The records below should be copied in full, exactly as shown.

─── DATA RECORDS

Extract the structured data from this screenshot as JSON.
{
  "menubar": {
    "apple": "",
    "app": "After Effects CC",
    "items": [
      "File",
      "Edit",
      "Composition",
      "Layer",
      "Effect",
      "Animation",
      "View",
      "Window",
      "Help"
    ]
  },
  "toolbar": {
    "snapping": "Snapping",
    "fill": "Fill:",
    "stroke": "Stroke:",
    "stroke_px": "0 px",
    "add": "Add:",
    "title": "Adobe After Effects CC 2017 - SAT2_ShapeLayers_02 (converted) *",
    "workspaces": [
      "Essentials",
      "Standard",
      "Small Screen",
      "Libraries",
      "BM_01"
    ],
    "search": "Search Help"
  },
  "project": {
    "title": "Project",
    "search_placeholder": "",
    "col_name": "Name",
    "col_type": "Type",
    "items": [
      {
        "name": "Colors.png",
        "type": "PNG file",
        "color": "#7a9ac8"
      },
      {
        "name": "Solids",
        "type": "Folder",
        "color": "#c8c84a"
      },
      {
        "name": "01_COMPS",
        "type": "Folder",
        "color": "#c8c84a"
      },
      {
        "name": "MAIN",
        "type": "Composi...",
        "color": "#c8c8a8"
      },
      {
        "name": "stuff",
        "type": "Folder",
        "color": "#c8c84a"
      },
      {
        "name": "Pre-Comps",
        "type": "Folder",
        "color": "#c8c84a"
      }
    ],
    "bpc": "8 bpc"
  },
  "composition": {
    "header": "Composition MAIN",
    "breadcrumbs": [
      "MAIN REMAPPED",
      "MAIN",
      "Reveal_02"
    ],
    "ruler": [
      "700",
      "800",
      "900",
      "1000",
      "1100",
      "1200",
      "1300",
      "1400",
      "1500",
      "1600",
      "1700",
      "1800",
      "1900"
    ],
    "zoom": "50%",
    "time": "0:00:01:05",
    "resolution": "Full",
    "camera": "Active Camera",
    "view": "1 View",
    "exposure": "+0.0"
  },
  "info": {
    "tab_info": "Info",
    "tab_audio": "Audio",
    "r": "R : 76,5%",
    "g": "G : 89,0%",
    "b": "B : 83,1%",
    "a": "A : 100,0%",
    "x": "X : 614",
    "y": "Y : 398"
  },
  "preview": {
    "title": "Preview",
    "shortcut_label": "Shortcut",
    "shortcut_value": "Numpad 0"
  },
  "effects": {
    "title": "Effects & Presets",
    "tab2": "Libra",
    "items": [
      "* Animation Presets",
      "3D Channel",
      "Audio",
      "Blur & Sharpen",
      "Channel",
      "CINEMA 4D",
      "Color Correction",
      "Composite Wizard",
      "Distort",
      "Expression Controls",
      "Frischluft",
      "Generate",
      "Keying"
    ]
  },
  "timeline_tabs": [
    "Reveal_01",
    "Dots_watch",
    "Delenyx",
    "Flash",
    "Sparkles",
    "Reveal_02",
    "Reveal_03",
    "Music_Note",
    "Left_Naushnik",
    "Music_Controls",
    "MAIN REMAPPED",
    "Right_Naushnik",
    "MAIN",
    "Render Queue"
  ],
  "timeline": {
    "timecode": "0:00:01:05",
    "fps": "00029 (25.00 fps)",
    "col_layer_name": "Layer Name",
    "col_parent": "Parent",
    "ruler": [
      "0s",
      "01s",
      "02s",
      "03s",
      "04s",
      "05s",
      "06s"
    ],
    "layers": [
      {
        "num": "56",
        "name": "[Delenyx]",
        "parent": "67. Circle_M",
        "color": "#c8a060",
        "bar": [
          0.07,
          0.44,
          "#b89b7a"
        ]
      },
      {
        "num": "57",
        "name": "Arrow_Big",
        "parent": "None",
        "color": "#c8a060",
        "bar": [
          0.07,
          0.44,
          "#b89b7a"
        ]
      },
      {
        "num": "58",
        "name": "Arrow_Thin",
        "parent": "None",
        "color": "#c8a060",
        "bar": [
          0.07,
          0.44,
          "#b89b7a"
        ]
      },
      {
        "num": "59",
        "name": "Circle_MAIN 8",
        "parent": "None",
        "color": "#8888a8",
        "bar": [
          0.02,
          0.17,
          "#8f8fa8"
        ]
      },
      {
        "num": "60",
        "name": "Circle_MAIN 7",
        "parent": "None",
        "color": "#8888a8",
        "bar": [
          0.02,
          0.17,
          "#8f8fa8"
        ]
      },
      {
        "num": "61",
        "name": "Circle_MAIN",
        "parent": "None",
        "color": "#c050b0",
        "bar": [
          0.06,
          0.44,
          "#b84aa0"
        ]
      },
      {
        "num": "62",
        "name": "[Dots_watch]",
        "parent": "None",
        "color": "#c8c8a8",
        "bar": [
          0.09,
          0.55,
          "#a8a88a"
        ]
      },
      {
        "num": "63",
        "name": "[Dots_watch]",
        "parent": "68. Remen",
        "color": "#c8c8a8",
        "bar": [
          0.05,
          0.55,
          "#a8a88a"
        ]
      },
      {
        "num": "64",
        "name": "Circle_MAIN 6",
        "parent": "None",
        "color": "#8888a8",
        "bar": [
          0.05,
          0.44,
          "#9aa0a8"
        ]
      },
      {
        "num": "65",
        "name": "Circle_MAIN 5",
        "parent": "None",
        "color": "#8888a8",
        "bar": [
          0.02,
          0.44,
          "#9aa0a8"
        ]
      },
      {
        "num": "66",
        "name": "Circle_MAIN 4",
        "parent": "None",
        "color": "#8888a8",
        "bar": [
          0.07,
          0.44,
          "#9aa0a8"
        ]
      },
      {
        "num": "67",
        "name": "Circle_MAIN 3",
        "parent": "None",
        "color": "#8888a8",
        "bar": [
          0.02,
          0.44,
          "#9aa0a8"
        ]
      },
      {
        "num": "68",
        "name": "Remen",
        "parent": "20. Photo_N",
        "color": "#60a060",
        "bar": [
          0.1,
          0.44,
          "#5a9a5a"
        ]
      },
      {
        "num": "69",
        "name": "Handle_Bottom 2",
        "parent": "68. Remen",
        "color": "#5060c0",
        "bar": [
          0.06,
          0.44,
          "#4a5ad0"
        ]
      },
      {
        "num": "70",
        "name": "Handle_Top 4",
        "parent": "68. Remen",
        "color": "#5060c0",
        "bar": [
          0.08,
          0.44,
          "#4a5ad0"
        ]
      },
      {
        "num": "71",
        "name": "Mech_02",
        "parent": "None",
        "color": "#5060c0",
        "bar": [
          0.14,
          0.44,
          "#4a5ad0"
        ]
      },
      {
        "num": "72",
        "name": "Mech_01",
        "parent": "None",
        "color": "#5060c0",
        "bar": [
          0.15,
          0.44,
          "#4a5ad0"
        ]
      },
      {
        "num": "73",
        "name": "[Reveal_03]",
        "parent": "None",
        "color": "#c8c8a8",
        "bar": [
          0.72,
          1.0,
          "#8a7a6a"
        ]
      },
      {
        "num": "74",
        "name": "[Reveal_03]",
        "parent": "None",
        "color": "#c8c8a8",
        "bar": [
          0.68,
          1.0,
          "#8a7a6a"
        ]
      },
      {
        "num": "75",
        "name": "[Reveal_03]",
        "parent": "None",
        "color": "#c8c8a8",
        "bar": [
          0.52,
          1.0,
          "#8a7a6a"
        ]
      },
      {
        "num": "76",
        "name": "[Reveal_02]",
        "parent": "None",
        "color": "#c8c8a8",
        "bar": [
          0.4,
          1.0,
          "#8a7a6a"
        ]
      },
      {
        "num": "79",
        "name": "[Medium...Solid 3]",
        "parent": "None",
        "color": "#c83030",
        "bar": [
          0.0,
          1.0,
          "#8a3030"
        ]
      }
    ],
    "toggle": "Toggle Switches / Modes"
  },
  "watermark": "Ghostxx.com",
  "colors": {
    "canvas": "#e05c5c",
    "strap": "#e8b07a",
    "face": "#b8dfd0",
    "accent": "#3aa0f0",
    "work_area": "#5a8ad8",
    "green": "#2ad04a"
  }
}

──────

**FINAL ANSWER:**
Extract the structured data from this screenshot as JSON.
{
  "menubar": {
    "apple": "",
    "app": "After Effects CC",
    "items": [
      "File",
      "Edit",
      "Composition",
      "Layer",
      "Effect",
      "Animation",
      "View",
      "Window",
      "Help"
    ]
  },
  "toolbar": {
    "snapping": "Snapping",
    "fill": "Fill:",
    "stroke": "Stroke:",
    "stroke_px": "0 px",
    "add": "Add:",
    "title": "Adobe After Effects CC 2017 - SAT2_ShapeLayers_02 (converted) *",
    "workspaces": [
      "Essentials",
      "Standard",
      "Small Screen",
      "Libraries",
      "BM_01"
    ],
    "search": "Search Help"
  },
  "project": {
    "title": "Project",
    "search_placeholder": "",
    "col_name": "Name",
    "col_type": "Type",
    "items": [
      {
        "name": "Colors.png",
        "type": "PNG file",
        "color": "#7a9ac8"
      },
      {
        "name": "Solids",
        "type": "Folder",
        "color": "#c8c84a"
      },
      {
        "name": "01_COMPS",
        "type": "Folder",
        "color": "#c8c84a"
      },
      {
        "name": "MAIN",
        "type": "Composi...",
        "color": "#c8c8a8"
      },
      {
        "name": "stuff",
        "type": "Folder",
        "color": "#c8c84a"
      },
      {
        "name": "Pre-Comps",
        "type": "Folder",
        "color": "#c8c84a"
      }
    ],
    "bpc": "8 bpc"
  },
  "composition": {
    "header": "Composition MAIN",
    "breadcrumbs": [
      "MAIN REMAPPED",
      "MAIN",
      "Reveal_02"
    ],
    "ruler": [
      "700",
      "800",
      "900",
      "1000",
      "1100",
      "1200",
      "1300",
      "1400",
      "1500",
      "1600",
      "1700",
      "1800",
      "1900"
    ],
    "zoom": "50%",
    "time": "0:00:01:05",
    "resolution": "Full",
    "camera": "Active Camera",
    "view": "1 View",
    "exposure": "+0.0"
  },
  "info": {
    "tab_info": "Info",
    "tab_audio": "Audio",
    "r": "R : 76,5%",
    "g": "G : 89,0%",
    "b": "B : 83,1%",
    "a": "A : 100,0%",
    "x": "X : 614",
    "y": "Y : 398"
  },
  "preview": {
    "title": "Preview",
    "shortcut_label": "Shortcut",
    "shortcut_value": "Numpad 0"
  },
  "effects": {
    "title": "Effects & Presets",
    "tab2": "Libra",
    "items": [
      "* Animation Presets",
      "3D Channel",
      "Audio",
      "Blur & Sharpen",
      "Channel",
      "CINEMA 4D",
      "Color Correction",
      "Composite Wizard",
      "Distort",
      "Expression Controls",
      "Frischluft",
      "Generate",
      "Keying"
    ]
  },
  "timeline_tabs": [
    "Reveal_01",
    "Dots_watch",
    "Delenyx",
    "Flash",
    "Sparkles",
    "Reveal_02",
    "Reveal_03",
    "Music_Note",
    "Left_Naushnik",
    "Music_Controls",
    "MAIN REMAPPED",
    "Right_Naushnik",
    "MAIN",
    "Render Queue"
  ],
  "timeline": {
    "timecode": "0:00:01:05",
    "fps": "00029 (25.00 fps)",
    "col_layer_name": "Layer Name",
    "col_parent": "Parent",
    "ruler": [
      "0s",
      "01s",
      "02s",
      "03s",
      "04s",
      "05s",
      "06s"
    ],
    "layers": [
      {
        "num": "56",
        "name": "[Delenyx]",
        "parent": "67. Circle_M",
        "color": "#c8a060",
        "bar": [
          0.07,
          0.44,
          "#b89b7a"
        ]
      },
      {
        "num": "57",
        "name": "Arrow_Big",
        "parent": "None",
        "color": "#c8a060",
        "bar": [
          0.07,
          0.44,
          "#b89b7a"
        ]
      },
      {
        "num": "58",
        "name": "Arrow_Thin",
        "parent": "None",
        "color": "#c8a060",
        "bar": [
          0.07,
          0.44,
          "#b89b7a"
        ]
      },
      {
        "num": "59",
        "name": "Circle_MAIN 8",
        "parent": "None",
        "color": "#8888a8",
        "bar": [
          0.02,
          0.17,
          "#8f8fa8"
        ]
      },
      {
        "num": "60",
        "name": "Circle_MAIN 7",
        "parent": "None",
        "color": "#8888a8",
        "bar": [
          0.02,
          0.17,
          "#8f8fa8"
        ]
      },
      {
        "num": "61",
        "name": "Circle_MAIN",
        "parent": "None",
        "color": "#c050b0",
        "bar": [
          0.06,
          0.44,
          "#b84aa0"
        ]
      },
      {
        "num": "62",
        "name": "[Dots_watch]",
        "parent": "None",
        "color": "#c8c8a8",
        "bar": [
          0.09,
          0.55,
          "#a8a88a"
        ]
      },
      {
        "num": "63",
        "name": "[Dots_watch]",
        "parent": "68. Remen",
        "color": "#c8c8a8",
        "bar": [
          0.05,
          0.55,
          "#a8a88a"
        ]
      },
      {
        "num": "64",
        "name": "Circle_MAIN 6",
        "parent": "None",
        "color": "#8888a8",
        "bar": [
          0.05,
          0.44,
          "#9aa0a8"
        ]
      },
      {
        "num": "65",
        "name": "Circle_MAIN 5",
        "parent": "None",
        "color": "#8888a8",
        "bar": [
          0.02,
          0.44,
          "#9aa0a8"
        ]
      },
      {
        "num": "66",
        "name": "Circle_MAIN 4",
        "parent": "None",
        "color": "#8888a8",
        "bar": [
          0.07,
          0.44,
          "#9aa0a8"
        ]
      },
      {
        "num": "67",
        "name": "Circle_MAIN 3",
        "parent": "None",
        "color": "#8888a8",
        "bar": [
          0.02,
          0.44,
          "#9aa0a8"
        ]
      },
      {
        "num": "68",
        "name": "Remen",
        "parent": "20. Photo_N",
        "color": "#60a060",
        "bar": [
          0.1,
          0.44,
          "#5a9a5a"
        ]
      },
      {
        "num": "69",
        "name": "Handle_Bottom 2",
        "parent": "68. Remen",
        "color": "#5060c0",
        "bar": [
          0.06,
          0.44,
          "#4a5ad0"
        ]
      },
      {
        "num": "70",
        "name": "Handle_Top 4",
        "parent": "68. Remen",
        "color": "#5060c0",
        "bar": [
          0.08,
          0.44,
          "#4a5ad0"
        ]
      },
      {
        "num": "71",
        "name": "Mech_02",
        "parent": "None",
        "color": "#5060c0",
        "bar": [
          0.14,
          0.44,
          "#4a5ad0"
        ]
      },
      {
        "num": "72",
        "name": "Mech_01",
        "parent": "None",
        "color": "#5060c0",
        "bar": [
          0.15,
          0.44,
          "#4a5ad0"
        ]
      },
      {
        "num": "73",
        "name": "[Reveal_03]",
        "parent": "None",
        "color": "#c8c8a8",
        "bar": [
          0.72,
          1.0,
          "#8a7a6a"
        ]
      },
      {
        "num": "74",
        "name": "[Reveal_03]",
        "parent": "None",
        "color": "#c8c8a8",
        "bar": [
          0.68,
          1.0,
          "#8a7a6a"
        ]
      },
      {
        "num": "75",
        "name": "[Reveal_03]",
        "parent": "None",
        "color": "#c8c8a8",
        "bar": [
          0.52,
          1.0,
          "#8a7a6a"
        ]
      },
      {
        "num": "76",
        "name": "[Reveal_02]",
        "parent": "None",
        "color": "#c8c8a8",
        "bar": [
          0.4,
          1.0,
          "#8a7a6a"
        ]
      },
      {
        "num": "79",
        "name": "[Medium...Solid 3]",
        "parent": "None",
        "color": "#c83030",
        "bar": [
          0.0,
          1.0,
          "#8a3030"
        ]
      }
    ],
    "toggle": "Toggle Switches / Modes"
  },
  "watermark": "Ghostxx.com",
  "colors": {
    "canvas": "#e05c5c",
    "strap": "#e8b07a",
    "face": "#b8dfd0",
    "accent": "#3aa0f0",
    "work_area": "#5a8ad8",
    "green": "#2ad04a"
  }
}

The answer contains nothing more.